Unfortunately, as the population of Puerto Ayora continues its explosive growth, alarming signs of friction are beginning to crop up. Tires, plastic bags and other detritus wash up along the shore of Academy Bay with increasing frequency. Over the past 15 years, the number of introduced species has more than doubled.
According to the Charles Darwin Foundation (CDF), a scientific organization based in Santa Cruz, current rates of growth in the tourism industry seems to be following a "boom-and-bust" pattern, putting both Galapagos' ecosystem and economy in grave danger. To avert the crisis, CDF looks to get island residents involved in the tourism. In July 2007, after UNESCO placed Galapagos on its list of World Heritage Sites in Danger, CDF Executive Director Graham Watkins emphasized the role of local, family-owned businesses in promoting conservation.

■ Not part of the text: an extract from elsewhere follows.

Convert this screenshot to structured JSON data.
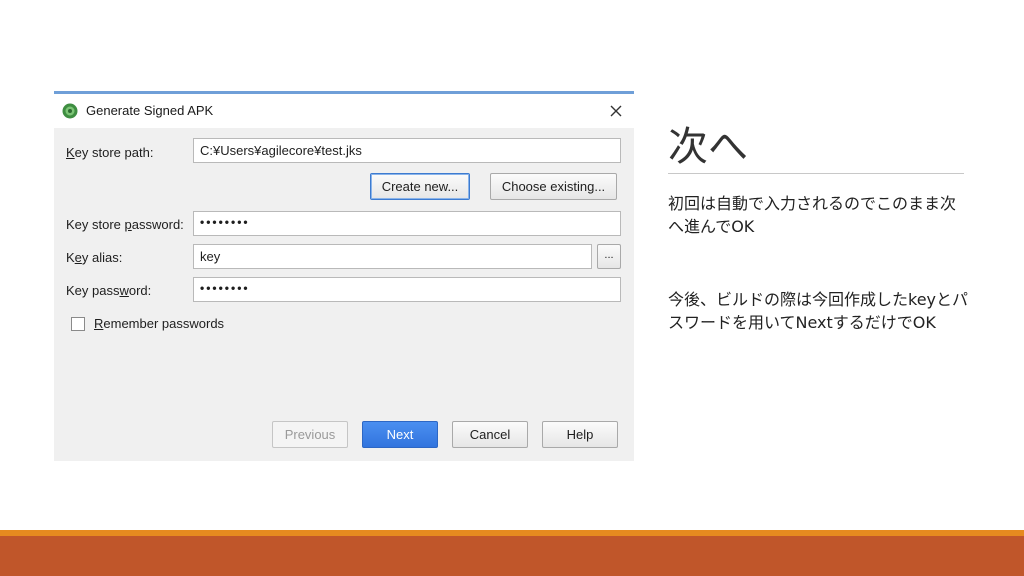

"This island culture must prevail over the existing frontier culture that does not recognize such limits and the need for sustainability," Watkins wrote on the group's website. " It is our fervent hope that we can create a truly sustainable society that cares for these islands ."
A two hour boat trip away, sleepy Floreana Island offers both a glimpse into Galapagos' past and a showcase of what the islands still have to lose. The highlands of Floreana were once a hideout for pirates, who took advantage of the island's supply of fresh water and convenient lookouts to keep watch for enemy vessels. Later, the island would become home to one of the first families to settle in Galapagos, the Wittmers.
When Heinrich, Margaret and Harry Wittmer arrived from Germany in 1932, they found themselves in a challenging new world. There were no stores, no post offices, no cruise ships puttering from island to island. Their chosen life was the garua rainy season, a wooden house in the shadow of the mountains and the impossibly vast, blue stretch of the sea. Their home, now a hotel, still has an aura of pioneer sturdiness around it. Above one door, a sign in German reminds passerby "God helps those that help themselves!"
Back on the boat, we followed Floreana's coast to a small cove, where we donned snorkeling gear and slipped beneath the surface. Only a few minutes in, I did a double take when I spied a mountain of manta rays in the shallows. I counted 21 of the flat, heavy-lidded fish heaped one on top of another. A quick tally by the guide came up with 25. As I gaped, a pair of white-tipped sharks emerged from a grotto and swam a few circuits before retreating back into the darkness.
On the way back to the boat, the guide paused to dive down, resurfacing a moment later with a sea cucumber in his hand. Snorkelers immediately clustered around him, passing around the sea cucumber and stroking its nubby hide. When the guide noticed me treading water at the edge of the circle, he held out the spiny orange critter to me and asked if I wanted to touch it. I shook my head no.